§ Data to use:
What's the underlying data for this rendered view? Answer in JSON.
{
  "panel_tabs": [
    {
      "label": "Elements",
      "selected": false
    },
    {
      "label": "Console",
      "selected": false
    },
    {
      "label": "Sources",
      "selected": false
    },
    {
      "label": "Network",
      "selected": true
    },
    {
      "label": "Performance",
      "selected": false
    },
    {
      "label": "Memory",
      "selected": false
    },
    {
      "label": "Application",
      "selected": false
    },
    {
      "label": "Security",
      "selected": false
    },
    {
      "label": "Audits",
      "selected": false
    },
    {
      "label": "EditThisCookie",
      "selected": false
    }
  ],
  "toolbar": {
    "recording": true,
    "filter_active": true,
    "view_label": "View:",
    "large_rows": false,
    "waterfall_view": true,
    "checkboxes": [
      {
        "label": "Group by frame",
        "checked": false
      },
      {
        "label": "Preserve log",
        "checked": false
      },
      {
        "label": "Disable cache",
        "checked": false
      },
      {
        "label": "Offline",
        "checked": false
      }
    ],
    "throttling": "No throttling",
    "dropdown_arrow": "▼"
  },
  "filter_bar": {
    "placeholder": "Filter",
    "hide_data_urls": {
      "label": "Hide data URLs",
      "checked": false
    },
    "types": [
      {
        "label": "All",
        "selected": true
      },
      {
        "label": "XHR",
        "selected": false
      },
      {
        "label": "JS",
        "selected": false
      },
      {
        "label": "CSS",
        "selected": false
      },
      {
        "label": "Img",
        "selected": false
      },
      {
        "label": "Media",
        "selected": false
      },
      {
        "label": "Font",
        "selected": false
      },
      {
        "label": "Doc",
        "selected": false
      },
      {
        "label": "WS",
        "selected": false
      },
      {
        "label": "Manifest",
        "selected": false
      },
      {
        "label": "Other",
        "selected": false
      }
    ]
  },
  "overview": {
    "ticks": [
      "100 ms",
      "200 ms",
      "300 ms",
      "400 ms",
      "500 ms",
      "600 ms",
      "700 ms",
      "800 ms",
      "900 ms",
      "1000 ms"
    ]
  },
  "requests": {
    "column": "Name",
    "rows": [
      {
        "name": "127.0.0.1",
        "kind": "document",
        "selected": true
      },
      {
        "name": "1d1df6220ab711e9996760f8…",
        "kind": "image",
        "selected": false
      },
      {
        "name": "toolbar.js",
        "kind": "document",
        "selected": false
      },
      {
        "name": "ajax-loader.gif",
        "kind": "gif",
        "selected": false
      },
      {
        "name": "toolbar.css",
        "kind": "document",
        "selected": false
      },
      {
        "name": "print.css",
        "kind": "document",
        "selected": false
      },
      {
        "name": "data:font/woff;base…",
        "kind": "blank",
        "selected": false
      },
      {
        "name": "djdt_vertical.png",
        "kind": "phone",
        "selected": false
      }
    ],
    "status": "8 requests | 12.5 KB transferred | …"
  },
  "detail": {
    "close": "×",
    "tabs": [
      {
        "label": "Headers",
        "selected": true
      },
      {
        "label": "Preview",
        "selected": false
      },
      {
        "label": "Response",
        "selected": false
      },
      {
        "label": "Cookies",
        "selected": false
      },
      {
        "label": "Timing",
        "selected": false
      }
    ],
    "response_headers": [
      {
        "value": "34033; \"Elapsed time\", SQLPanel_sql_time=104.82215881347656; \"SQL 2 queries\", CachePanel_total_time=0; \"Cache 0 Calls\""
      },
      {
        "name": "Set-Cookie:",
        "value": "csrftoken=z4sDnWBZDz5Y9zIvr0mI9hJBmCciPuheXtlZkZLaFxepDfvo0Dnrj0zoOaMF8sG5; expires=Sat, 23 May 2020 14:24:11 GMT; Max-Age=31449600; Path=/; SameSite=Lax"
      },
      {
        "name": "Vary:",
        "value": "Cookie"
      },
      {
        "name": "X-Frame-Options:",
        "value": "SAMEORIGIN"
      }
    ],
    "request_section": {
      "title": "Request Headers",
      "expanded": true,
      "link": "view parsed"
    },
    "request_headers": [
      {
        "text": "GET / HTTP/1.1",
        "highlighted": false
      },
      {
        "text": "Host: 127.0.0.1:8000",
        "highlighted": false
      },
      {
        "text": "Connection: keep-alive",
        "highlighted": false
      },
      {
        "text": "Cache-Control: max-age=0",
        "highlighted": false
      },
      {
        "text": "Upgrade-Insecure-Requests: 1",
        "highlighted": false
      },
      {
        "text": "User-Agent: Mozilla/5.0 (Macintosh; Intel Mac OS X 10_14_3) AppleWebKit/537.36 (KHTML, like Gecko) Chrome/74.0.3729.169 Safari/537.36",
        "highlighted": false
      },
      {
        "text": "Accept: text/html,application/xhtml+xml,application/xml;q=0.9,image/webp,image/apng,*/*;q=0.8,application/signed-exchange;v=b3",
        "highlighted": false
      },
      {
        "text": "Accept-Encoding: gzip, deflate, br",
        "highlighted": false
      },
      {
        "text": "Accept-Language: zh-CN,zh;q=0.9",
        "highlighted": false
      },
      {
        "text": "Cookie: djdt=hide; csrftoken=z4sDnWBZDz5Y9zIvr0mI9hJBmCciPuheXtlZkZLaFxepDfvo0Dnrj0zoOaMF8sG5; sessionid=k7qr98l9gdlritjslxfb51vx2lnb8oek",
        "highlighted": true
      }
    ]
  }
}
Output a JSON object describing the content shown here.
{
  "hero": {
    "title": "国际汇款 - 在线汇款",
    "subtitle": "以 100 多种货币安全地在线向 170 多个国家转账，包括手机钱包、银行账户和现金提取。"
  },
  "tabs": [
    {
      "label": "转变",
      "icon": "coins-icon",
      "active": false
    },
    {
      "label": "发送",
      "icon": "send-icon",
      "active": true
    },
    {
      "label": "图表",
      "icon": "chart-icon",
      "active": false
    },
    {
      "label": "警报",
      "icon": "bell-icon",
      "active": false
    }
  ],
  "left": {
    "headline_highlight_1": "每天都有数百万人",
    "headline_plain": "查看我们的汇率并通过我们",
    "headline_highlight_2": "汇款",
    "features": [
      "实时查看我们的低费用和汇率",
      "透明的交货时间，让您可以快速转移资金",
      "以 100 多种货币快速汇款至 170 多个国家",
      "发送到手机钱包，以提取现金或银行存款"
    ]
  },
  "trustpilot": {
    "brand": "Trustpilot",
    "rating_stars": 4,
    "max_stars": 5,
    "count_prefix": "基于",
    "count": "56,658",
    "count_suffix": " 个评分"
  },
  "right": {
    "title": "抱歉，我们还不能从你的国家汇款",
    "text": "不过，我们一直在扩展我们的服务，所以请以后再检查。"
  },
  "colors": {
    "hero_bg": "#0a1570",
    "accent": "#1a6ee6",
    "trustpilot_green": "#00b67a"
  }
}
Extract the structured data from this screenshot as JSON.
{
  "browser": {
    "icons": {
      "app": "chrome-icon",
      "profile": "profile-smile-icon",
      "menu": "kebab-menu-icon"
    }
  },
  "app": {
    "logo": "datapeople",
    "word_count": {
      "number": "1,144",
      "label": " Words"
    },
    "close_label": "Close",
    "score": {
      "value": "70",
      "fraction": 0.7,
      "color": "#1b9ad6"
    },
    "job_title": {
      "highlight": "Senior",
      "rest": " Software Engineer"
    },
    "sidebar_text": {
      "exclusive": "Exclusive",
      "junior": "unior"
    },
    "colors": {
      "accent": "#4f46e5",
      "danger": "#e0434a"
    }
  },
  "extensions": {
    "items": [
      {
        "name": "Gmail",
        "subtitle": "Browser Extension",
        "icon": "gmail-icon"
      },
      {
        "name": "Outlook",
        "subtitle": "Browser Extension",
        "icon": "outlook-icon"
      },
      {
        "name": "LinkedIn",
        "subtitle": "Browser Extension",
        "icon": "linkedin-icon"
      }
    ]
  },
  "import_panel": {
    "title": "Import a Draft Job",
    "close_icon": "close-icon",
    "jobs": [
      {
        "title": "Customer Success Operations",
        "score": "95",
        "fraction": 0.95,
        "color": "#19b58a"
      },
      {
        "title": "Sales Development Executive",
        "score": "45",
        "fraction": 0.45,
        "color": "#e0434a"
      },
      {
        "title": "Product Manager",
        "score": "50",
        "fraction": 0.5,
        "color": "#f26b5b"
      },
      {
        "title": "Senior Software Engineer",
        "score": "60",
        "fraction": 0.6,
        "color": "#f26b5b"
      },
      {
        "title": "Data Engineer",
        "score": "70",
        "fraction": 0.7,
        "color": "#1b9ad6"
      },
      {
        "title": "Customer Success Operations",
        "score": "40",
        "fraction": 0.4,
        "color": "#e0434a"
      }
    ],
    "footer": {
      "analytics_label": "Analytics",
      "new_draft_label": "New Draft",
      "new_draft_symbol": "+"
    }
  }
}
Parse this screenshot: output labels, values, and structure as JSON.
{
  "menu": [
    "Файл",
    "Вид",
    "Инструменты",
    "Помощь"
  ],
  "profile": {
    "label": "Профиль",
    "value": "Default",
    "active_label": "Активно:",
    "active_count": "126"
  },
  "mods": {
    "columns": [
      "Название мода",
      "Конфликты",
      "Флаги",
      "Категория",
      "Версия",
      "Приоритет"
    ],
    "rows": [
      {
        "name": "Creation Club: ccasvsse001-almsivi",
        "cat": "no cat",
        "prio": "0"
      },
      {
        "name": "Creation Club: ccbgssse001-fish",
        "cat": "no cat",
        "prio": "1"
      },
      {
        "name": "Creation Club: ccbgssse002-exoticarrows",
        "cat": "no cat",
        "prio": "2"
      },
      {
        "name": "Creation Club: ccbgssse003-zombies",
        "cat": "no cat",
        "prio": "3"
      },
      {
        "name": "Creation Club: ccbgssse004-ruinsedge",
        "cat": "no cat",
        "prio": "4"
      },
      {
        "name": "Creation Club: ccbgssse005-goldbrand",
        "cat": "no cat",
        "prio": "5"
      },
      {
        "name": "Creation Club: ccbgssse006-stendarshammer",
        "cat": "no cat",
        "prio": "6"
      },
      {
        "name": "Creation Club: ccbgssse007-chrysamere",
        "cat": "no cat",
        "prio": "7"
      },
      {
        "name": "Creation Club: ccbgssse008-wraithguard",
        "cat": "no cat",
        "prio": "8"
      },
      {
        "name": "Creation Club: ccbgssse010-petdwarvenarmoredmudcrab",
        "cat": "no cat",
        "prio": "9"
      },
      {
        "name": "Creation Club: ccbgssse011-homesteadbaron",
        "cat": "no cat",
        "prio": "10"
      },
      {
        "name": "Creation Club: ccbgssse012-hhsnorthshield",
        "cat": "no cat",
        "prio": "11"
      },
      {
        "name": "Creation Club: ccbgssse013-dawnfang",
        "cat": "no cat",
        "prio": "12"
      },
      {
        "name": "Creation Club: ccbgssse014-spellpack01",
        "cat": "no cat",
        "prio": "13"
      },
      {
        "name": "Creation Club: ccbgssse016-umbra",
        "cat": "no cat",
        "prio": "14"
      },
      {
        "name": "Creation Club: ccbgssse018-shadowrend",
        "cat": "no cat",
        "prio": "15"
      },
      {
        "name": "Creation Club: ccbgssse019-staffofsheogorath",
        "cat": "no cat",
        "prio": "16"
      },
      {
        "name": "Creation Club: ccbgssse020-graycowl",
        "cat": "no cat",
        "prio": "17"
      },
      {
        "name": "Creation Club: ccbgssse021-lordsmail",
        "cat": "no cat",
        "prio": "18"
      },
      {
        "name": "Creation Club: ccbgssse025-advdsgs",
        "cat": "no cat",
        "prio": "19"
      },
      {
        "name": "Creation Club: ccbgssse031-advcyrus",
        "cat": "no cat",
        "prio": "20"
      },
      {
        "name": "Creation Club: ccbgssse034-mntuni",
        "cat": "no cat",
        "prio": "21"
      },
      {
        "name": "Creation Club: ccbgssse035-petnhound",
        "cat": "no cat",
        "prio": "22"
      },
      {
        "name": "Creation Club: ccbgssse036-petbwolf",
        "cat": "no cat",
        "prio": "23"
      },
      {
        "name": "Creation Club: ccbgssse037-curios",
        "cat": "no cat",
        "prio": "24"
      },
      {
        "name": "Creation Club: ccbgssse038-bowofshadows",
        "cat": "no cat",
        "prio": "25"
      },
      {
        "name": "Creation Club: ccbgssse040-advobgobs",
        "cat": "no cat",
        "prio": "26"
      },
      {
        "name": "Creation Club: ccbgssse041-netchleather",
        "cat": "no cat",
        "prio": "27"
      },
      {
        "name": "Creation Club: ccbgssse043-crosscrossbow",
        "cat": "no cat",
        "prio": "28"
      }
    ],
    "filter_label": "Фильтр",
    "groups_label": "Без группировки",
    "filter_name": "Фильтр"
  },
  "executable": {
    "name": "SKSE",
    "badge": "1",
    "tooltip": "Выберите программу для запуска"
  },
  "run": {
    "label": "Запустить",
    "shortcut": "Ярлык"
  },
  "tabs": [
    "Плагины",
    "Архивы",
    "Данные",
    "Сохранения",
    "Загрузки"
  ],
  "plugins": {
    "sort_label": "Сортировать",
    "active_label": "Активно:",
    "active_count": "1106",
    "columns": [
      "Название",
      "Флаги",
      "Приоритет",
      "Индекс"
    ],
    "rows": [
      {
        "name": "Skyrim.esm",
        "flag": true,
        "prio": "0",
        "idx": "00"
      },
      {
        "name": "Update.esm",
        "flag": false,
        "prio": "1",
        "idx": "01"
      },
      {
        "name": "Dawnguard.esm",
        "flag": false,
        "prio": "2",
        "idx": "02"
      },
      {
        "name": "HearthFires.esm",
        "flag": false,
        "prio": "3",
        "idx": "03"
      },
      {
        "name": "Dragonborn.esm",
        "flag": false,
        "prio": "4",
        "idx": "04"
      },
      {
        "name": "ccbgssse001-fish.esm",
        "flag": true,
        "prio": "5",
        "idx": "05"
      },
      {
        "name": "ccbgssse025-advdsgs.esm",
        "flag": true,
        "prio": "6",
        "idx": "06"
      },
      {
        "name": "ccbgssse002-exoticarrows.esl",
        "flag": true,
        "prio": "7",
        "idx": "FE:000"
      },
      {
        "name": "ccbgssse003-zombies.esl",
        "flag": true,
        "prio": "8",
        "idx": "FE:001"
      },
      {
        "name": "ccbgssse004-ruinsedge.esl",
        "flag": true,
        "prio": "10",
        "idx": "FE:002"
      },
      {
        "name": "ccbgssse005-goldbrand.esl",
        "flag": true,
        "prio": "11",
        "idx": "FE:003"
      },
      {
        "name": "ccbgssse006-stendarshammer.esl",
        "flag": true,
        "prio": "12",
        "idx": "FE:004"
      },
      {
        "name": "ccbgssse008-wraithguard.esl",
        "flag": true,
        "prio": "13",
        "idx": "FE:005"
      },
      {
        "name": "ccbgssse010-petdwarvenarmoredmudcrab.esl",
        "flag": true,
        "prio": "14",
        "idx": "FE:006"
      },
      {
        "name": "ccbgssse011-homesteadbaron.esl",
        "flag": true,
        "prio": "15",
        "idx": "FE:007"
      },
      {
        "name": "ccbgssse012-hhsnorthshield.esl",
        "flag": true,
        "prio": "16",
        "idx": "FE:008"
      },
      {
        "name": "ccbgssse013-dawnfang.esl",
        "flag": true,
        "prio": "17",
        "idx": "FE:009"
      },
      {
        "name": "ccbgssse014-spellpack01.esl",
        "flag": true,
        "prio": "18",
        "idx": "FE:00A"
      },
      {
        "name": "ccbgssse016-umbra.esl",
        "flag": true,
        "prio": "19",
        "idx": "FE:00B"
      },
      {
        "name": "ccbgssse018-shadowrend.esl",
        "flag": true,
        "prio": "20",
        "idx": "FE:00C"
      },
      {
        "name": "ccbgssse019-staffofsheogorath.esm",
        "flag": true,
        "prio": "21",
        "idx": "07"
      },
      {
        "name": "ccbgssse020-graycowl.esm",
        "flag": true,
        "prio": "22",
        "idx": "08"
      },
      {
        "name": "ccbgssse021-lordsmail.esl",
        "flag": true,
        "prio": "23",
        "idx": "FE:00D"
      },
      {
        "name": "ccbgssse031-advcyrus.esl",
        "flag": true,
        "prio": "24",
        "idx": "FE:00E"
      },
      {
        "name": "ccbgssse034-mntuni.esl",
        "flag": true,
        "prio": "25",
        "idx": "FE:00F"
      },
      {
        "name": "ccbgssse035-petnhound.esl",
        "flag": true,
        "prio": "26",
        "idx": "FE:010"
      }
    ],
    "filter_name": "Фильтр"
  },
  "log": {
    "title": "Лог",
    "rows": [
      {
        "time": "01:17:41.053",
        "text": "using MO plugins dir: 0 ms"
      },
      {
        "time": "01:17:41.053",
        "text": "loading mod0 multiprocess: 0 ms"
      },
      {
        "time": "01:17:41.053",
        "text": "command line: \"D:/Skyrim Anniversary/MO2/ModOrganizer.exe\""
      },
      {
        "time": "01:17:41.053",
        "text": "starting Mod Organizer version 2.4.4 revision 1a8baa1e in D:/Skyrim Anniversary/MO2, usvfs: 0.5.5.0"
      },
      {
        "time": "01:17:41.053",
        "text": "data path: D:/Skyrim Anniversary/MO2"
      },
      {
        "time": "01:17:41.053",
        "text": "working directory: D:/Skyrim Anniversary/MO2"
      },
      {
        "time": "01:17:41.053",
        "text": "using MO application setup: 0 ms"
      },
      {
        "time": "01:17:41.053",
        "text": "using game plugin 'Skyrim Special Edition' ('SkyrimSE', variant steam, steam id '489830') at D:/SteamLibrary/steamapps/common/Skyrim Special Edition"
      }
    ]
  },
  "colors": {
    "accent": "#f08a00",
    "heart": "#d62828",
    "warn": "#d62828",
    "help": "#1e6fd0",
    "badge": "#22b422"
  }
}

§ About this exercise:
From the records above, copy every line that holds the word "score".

§ Exercise answer:
    "score": {
        "score": "95",
        "score": "45",
        "score": "50",
        "score": "60",
        "score": "70",
        "score": "40",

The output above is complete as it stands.